How do I become a better systems administrator?
The best way to become a better systems administrator is to fully understand the theory of what’s happening in your server’s environment.
What do I mean by that? Learn why things aren’t happening as you expected and think about all of the factors that could possibly be involved. Instead of thinking purely about cause and effect, you’ll find it much easier and rewarding to consider everything inside and outside your environment before you make any changes.
This still may be a little difficult to fully understand, so he’s an example. Let’s say you’re handling an issue where a customer can’t reach a website hosted on their server. When you ask them for more details, they might give you the dreaded reply: “It’s not coming up.” Start by making a mental list of the problems that are easiest to check:
- Is the web server daemon running?
- If a database server is being used, is it running and accessible?
- Is there a software/hardware firewall blocking port 80?
- Is a script stuck on the server tying up resources?
- Could there be a DNS resolution problem?
- Is the server up?
- Did a switch fail?
- Is the server’s hard disk out of space?
- Can the customer reach other websites like Google or Yahoo?
- If SELinux is involved, have the appropriate contexts been set?
- Could the site be a target of a denial of service attack?
- Has the server reached its connection tracking limit?
Of course, this is a relatively short list, but these are all easy to check. If you’re thinking about cause and effect, you might only consider the web server daemon and some basic network issues. By considering all of the other factors that may be related, you’ve ensured that all of the basics are covered before you consider more complex problems.
Most systems administrators have taken an error message and tossed it in en masse into Google before. Occasionally, no results will appear for the search. If you find yourself in this situation, try to understand the individual parts of the error message. Work outward from what you know already. You should know which daemon said it, and you may have an idea of what the application was doing when the error occurred. Take time to consider what the daemon is trying to tell you within the context of what it was doing at the time.

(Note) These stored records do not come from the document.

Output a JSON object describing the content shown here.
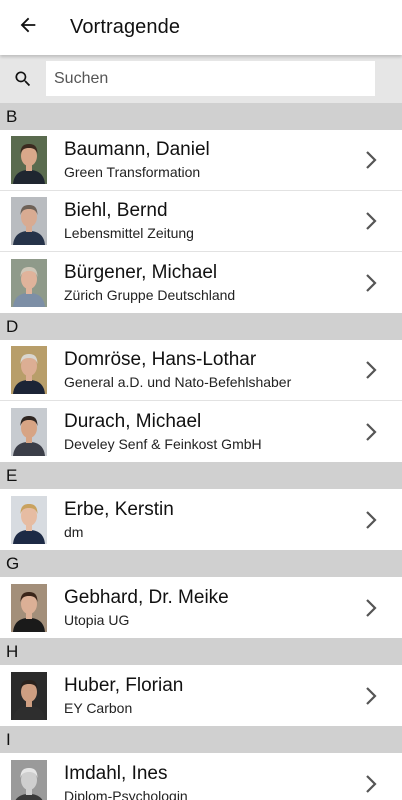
{
  "header": {
    "title": "Vortragende",
    "back_icon": "arrow-left-icon"
  },
  "search": {
    "placeholder": "Suchen",
    "icon": "search-icon"
  },
  "colors": {
    "section_bg": "#d0d0d0",
    "search_bg": "#e6e6e6"
  },
  "sections": [
    {
      "letter": "B",
      "speakers": [
        {
          "name": "Baumann, Daniel",
          "org": "Green Transformation",
          "bg": "#5a6b4e",
          "skin": "#d9a88a",
          "hair": "#3b2a1f",
          "suit": "#1f2630"
        },
        {
          "name": "Biehl, Bernd",
          "org": "Lebensmittel Zeitung",
          "bg": "#b9bcc0",
          "skin": "#d8ab92",
          "hair": "#6e6258",
          "suit": "#263349"
        },
        {
          "name": "Bürgener, Michael",
          "org": "Zürich Gruppe Deutschland",
          "bg": "#8f9a8a",
          "skin": "#e0b39b",
          "hair": "#cfc7b8",
          "suit": "#7d8fa6"
        }
      ]
    },
    {
      "letter": "D",
      "speakers": [
        {
          "name": "Domröse, Hans-Lothar",
          "org": "General a.D. und Nato-Befehlshaber",
          "bg": "#b89e6a",
          "skin": "#dcae94",
          "hair": "#d9d6d0",
          "suit": "#1c2436"
        },
        {
          "name": "Durach, Michael",
          "org": "Develey Senf & Feinkost GmbH",
          "bg": "#c7cbd0",
          "skin": "#d7a484",
          "hair": "#2f2622",
          "suit": "#3b3e48"
        }
      ]
    },
    {
      "letter": "E",
      "speakers": [
        {
          "name": "Erbe, Kerstin",
          "org": "dm",
          "bg": "#d7dbe0",
          "skin": "#e6bca2",
          "hair": "#c9a25f",
          "suit": "#1d2a45"
        }
      ]
    },
    {
      "letter": "G",
      "speakers": [
        {
          "name": "Gebhard, Dr. Meike",
          "org": "Utopia UG",
          "bg": "#a38f7a",
          "skin": "#dcb096",
          "hair": "#3a2519",
          "suit": "#1a1a1a"
        }
      ]
    },
    {
      "letter": "H",
      "speakers": [
        {
          "name": "Huber, Florian",
          "org": "EY Carbon",
          "bg": "#2b2b2b",
          "skin": "#cf9f82",
          "hair": "#2a211c",
          "suit": "#2e2e2e"
        }
      ]
    },
    {
      "letter": "I",
      "speakers": [
        {
          "name": "Imdahl, Ines",
          "org": "Diplom-Psychologin",
          "bg": "#9a9a9a",
          "skin": "#cfcfcf",
          "hair": "#e6e6e6",
          "suit": "#3a3a3a"
        }
      ]
    }
  ]
}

One of the easiest ways to force yourself to be immersed into this way of thinking is to host applications for non-technical people. You’ll find that many customers want things done differently, and they’re all at different levels of technical aptitude. Some may find it a frustrating experience at first, but you’ll think yourself later. It will force you to consider all aspects of how a server operates since you might not always know what’s happening within a customer’s application.
As always, if you find yourself stumbling, remember to ask your peers and colleagues. Even if they haven’t seen the particular issue, they will probably be able to guide you closer to the solution you seek.